Funny man and acknowledged token Jew, David Rosen comes from the old school world of comedy, the type found in the New York Catskill region. (A vacation haven for Jewish folks back in the day where part of the entertainment was situational comedy.) Rosen looking more like rabbi than a comic was wearing a black suit and stereotypical Jewish look. Full of spirit and repressed enthusiasm, Rosen speaks in a fast and furious tone. He enjoys word play and spins them to a quick stop. It is a marvel to see this genius as work as he spreads humor faster than a speeding bullet. Rosen believes that the art of being funny can be hard but in the end the laughs make it worth it. He has taken this show on the road and now claims Georgia home. In the end Rosen admits he wants his audiences to have a good time but leave with a bit more of an understanding of those that may be different from them.
The funniest white girl of the night was Angela Miller, who has opened for the likes of Margaret Cho. Even though she has lost over sixty pounds, she still claims to be the fat girl in the mix, where now I would consider her more as a curvy vixen blond. She admitted that her nerves were getting the best of her that night but she “always gets nervous before she hits the stage”. She was profusely sweating and kept wiping her brow while using self-deprecating humor to put me at ease during our one on one interview. I can attest that you cannot resist laughing
Later in Miller’s set she shared that she doubled as the Kool Aid character while wearing a bright red smiling muumuu. Her inspirations are the comics of the 80s: John Candy, Richard Pryor and such and believes her life is reality show. Miller noted that she kept having these crazy incidents happen and folks always told her that she was funny. One night on a ride home, she saw a sign for open mic at a dive bar and the rest is history. Her timing is amazing and what makes her even more enjoyable is that she is not afraid to be vulnerable and laugh at herself. As to her long-term goals she hopes to be a talk show host and get a chance to interact with her comedic heroes Ellen Degeneres and Steve Martin. What might she ask them? Well her comments might be too naughty to print but it seems like a fun request.
The resident Asian for that night was Steven Knows. He hails from the cubical corporate world until he took a stab at being a comedian. This was also an item from his bucket list and after being on stage he discovered, “hey I’m funny!” When asked what else was on Knows’ bucket list, It was to date an African-American girl. He wants to go out with one, but has trouble being cool enough to garner their affections. “Maybe tonight is the night”, chuckles Knows.
If anyone gets the godfather treatment it is Bo Micadelic, this stout Mr. Clean shiny head hails from New York. How he got into the funny business came about from his days working a series of regular blue-collar jobs. Jokes would break the ice and make the time go by faster.
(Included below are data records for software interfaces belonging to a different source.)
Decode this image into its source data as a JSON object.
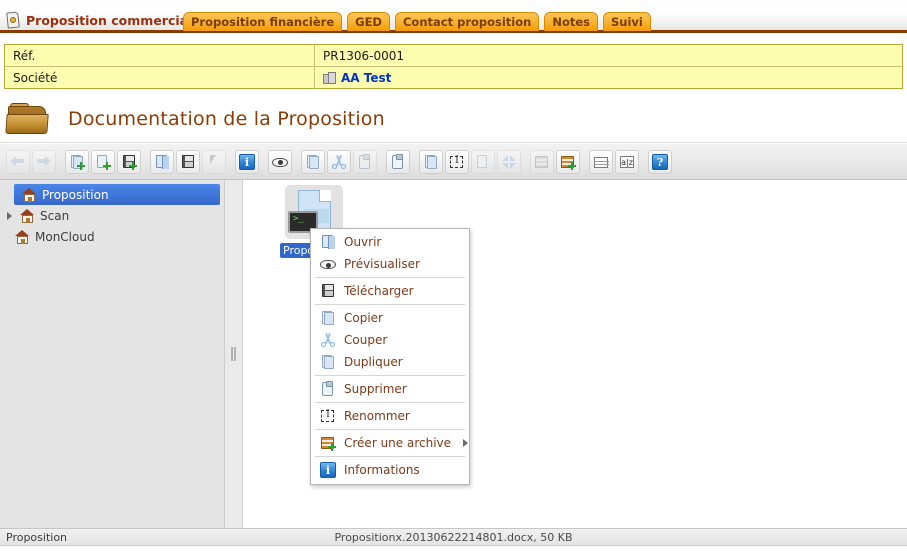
{
  "tabbar": {
    "active_title": "Proposition commerciale",
    "active_icon": "document-tag-icon",
    "tabs": [
      {
        "label": "Proposition financière"
      },
      {
        "label": "GED"
      },
      {
        "label": "Contact proposition"
      },
      {
        "label": "Notes"
      },
      {
        "label": "Suivi"
      }
    ]
  },
  "info": {
    "rows": [
      {
        "label": "Réf.",
        "value": "PR1306-0001",
        "link": false
      },
      {
        "label": "Société",
        "value": "AA Test",
        "link": true,
        "icon": "company-icon"
      }
    ]
  },
  "page": {
    "title": "Documentation de la Proposition",
    "icon": "folder-icon"
  },
  "toolbar": {
    "groups": [
      {
        "buttons": [
          {
            "name": "back-button",
            "icon": "arrow-left-icon",
            "disabled": true
          },
          {
            "name": "forward-button",
            "icon": "arrow-right-icon",
            "disabled": true
          }
        ]
      },
      {
        "buttons": [
          {
            "name": "new-folder-button",
            "icon": "folder-add-icon",
            "disabled": false
          },
          {
            "name": "new-file-button",
            "icon": "file-add-icon",
            "disabled": false
          },
          {
            "name": "save-button",
            "icon": "floppy-add-icon",
            "disabled": false
          }
        ]
      },
      {
        "buttons": [
          {
            "name": "open-button",
            "icon": "door-open-icon",
            "disabled": false
          },
          {
            "name": "download-button",
            "icon": "floppy-icon",
            "disabled": false
          },
          {
            "name": "select-button",
            "icon": "cursor-icon",
            "disabled": true
          }
        ]
      },
      {
        "buttons": [
          {
            "name": "information-button",
            "icon": "info-icon",
            "disabled": false
          }
        ]
      },
      {
        "buttons": [
          {
            "name": "preview-button",
            "icon": "eye-icon",
            "disabled": false
          }
        ]
      },
      {
        "buttons": [
          {
            "name": "copy-button",
            "icon": "copy-icon",
            "disabled": false
          },
          {
            "name": "cut-button",
            "icon": "scissors-icon",
            "disabled": false
          },
          {
            "name": "paste-button",
            "icon": "paste-icon",
            "disabled": true
          }
        ]
      },
      {
        "buttons": [
          {
            "name": "delete-button",
            "icon": "trash-clipboard-icon",
            "disabled": false
          }
        ]
      },
      {
        "buttons": [
          {
            "name": "duplicate-button",
            "icon": "duplicate-icon",
            "disabled": false
          },
          {
            "name": "rename-button",
            "icon": "rename-icon",
            "disabled": false
          },
          {
            "name": "edit-button",
            "icon": "pencil-page-icon",
            "disabled": true
          },
          {
            "name": "extract-button",
            "icon": "shrink-arrows-icon",
            "disabled": true
          }
        ]
      },
      {
        "buttons": [
          {
            "name": "archive-button",
            "icon": "archive-icon",
            "disabled": true
          },
          {
            "name": "create-archive-button",
            "icon": "archive-add-icon",
            "disabled": false
          }
        ]
      },
      {
        "buttons": [
          {
            "name": "grid-view-button",
            "icon": "grid-icon",
            "disabled": false
          },
          {
            "name": "sort-button",
            "icon": "sort-az-icon",
            "disabled": false
          }
        ]
      },
      {
        "buttons": [
          {
            "name": "help-button",
            "icon": "help-icon",
            "disabled": false
          }
        ]
      }
    ]
  },
  "sidebar": {
    "items": [
      {
        "label": "Proposition",
        "icon": "house-icon",
        "selected": true,
        "expandable": false
      },
      {
        "label": "Scan",
        "icon": "house-icon",
        "selected": false,
        "expandable": true
      },
      {
        "label": "MonCloud",
        "icon": "house-icon",
        "selected": false,
        "expandable": false
      }
    ]
  },
  "content": {
    "file": {
      "label": "Propositionx",
      "icon": "document-thumbnail-icon",
      "badge": "terminal-badge-icon"
    }
  },
  "context_menu": {
    "items": [
      {
        "label": "Ouvrir",
        "icon": "door-open-icon",
        "separator_after": false,
        "submenu": false
      },
      {
        "label": "Prévisualiser",
        "icon": "eye-icon",
        "separator_after": true,
        "submenu": false
      },
      {
        "label": "Télécharger",
        "icon": "floppy-icon",
        "separator_after": true,
        "submenu": false
      },
      {
        "label": "Copier",
        "icon": "copy-icon",
        "separator_after": false,
        "submenu": false
      },
      {
        "label": "Couper",
        "icon": "scissors-icon",
        "separator_after": false,
        "submenu": false
      },
      {
        "label": "Dupliquer",
        "icon": "duplicate-icon",
        "separator_after": true,
        "submenu": false
      },
      {
        "label": "Supprimer",
        "icon": "trash-clipboard-icon",
        "separator_after": true,
        "submenu": false
      },
      {
        "label": "Renommer",
        "icon": "rename-icon",
        "separator_after": true,
        "submenu": false
      },
      {
        "label": "Créer une archive",
        "icon": "archive-add-icon",
        "separator_after": true,
        "submenu": true
      },
      {
        "label": "Informations",
        "icon": "info-icon",
        "separator_after": false,
        "submenu": false
      }
    ]
  },
  "statusbar": {
    "left": "Proposition",
    "center": "Propositionx.20130622214801.docx, 50 KB"
  },
  "colors": {
    "tab_orange": "#f7a61c",
    "tab_border": "#8c3a00",
    "title_brown": "#9b2f11",
    "info_yellow": "#fdfdb0",
    "link_blue": "#0033cc",
    "selection_blue": "#3567c9",
    "menu_text": "#7a3a1a"
  }
}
On stage, Bo is not afraid to tackle the subtleties of going through a divorce, fitting into the south, and making shock statements. He has been hailed as the mentor to the dynamic Jew and black duo and his mastery of his crafts proves it.
The night was a packed house, a tribute to the hustle of these two guys.
Rosen summed it best as he shared what makes something funny, “A shock, an unexpected twist, but overall it is a social mechanism to ease the tension of our differences and daily obstacles and realize we are more alike than not”.
Give it up to this old school comedy duo, they are trailblazers in a soon to be colorless world. President Obama is not the only one that is breaking the color barrier, Rosen and Stylez are kickin’ it up a notch on the street and surely are making their audiences realize that life is and adventure, so why not smile along the way?
To keep up with them find them on Facebook at A Jew and A Black Guy : http://www.facebook.com/pages/A-Jew-and-a-Black-Guy/104524116312741